• [Assignment] From the records that follow, copy every line that contains the word "true".

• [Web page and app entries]
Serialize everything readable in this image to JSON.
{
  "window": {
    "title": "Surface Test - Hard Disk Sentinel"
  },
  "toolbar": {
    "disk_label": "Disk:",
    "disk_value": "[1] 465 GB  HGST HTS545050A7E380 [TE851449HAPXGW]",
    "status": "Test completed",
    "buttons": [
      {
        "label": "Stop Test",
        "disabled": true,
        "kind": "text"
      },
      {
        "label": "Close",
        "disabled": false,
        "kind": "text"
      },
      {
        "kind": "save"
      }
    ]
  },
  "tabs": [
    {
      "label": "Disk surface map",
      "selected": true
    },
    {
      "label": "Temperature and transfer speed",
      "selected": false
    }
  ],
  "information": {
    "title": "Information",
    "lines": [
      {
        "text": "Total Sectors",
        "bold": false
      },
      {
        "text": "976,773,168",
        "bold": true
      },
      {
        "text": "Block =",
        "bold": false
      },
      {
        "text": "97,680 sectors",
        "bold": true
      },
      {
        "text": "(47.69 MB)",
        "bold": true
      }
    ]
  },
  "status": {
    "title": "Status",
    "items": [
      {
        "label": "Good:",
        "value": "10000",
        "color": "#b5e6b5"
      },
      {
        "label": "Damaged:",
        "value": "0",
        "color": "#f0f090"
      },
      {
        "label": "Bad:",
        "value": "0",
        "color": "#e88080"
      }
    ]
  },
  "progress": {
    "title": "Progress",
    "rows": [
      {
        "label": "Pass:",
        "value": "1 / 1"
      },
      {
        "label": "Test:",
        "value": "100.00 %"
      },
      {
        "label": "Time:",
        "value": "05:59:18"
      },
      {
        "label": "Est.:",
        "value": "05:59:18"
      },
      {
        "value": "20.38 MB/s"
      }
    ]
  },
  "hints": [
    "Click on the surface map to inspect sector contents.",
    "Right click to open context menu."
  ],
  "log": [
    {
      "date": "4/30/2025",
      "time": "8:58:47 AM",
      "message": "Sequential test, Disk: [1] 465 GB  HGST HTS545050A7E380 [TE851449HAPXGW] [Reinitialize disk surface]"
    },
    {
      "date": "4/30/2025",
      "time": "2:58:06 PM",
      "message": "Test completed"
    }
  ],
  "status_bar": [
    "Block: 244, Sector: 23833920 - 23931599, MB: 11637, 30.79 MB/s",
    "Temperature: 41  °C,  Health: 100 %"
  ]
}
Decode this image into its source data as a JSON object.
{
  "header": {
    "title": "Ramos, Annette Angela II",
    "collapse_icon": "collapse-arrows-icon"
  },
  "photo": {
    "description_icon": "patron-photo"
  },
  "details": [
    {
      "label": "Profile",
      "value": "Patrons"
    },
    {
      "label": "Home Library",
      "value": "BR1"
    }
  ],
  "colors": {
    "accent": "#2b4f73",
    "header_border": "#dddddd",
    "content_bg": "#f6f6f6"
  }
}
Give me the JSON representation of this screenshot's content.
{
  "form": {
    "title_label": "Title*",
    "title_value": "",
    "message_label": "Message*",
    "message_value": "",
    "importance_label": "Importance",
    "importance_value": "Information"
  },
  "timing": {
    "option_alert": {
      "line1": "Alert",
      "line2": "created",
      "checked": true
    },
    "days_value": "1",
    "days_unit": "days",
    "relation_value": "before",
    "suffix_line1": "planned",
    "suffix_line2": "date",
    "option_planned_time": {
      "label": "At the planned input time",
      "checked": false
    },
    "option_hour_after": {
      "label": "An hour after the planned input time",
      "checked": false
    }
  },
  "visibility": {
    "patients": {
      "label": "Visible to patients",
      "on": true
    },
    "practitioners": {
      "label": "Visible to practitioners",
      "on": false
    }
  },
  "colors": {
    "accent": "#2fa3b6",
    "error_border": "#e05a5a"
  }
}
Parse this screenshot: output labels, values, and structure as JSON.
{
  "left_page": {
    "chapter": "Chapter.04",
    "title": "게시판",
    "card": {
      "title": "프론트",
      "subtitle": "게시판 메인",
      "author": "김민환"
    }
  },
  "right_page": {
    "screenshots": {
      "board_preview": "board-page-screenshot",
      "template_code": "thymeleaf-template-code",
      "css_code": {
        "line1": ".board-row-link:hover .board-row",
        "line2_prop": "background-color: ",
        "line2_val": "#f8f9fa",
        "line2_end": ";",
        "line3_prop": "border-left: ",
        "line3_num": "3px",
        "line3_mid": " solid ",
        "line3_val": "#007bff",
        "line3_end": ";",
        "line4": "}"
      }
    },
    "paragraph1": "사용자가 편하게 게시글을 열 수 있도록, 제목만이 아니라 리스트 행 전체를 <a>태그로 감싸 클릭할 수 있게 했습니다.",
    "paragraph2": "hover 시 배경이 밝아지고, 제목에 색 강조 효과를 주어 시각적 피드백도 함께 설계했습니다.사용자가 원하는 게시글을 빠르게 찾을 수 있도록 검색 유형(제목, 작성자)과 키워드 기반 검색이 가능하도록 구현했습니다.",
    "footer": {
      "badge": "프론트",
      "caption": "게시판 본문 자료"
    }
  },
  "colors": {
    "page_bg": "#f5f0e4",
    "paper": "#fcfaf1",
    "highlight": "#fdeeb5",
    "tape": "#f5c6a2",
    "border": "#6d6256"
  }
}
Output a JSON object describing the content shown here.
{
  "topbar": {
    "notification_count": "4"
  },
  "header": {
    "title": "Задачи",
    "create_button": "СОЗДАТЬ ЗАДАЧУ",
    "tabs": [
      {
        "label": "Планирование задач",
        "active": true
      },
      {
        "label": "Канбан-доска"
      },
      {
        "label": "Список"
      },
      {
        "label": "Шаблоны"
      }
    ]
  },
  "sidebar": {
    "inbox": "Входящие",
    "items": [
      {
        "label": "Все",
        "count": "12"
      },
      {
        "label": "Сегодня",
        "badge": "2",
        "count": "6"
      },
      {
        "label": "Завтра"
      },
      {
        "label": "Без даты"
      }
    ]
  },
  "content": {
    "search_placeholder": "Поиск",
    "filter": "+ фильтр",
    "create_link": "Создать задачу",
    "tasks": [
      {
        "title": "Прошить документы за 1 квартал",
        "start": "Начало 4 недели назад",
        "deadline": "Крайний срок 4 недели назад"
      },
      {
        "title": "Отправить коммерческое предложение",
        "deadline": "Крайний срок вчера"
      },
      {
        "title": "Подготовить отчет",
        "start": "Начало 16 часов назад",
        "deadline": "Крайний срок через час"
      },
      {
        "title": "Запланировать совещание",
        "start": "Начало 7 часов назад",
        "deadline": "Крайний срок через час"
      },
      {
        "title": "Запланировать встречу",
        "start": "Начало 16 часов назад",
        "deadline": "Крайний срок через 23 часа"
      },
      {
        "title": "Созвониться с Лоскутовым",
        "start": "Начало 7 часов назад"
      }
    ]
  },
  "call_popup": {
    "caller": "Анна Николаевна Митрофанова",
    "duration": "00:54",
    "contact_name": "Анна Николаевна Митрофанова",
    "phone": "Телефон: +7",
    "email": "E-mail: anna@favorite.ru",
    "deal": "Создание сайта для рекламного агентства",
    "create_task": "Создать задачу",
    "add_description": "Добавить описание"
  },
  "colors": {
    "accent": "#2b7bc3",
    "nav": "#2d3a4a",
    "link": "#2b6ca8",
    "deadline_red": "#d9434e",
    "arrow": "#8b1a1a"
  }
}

• [Your response]
        "disabled": true,
      "selected": true
        "bold": true
        "bold": true
        "bold": true
      "checked": true
      "on": true
        "active": true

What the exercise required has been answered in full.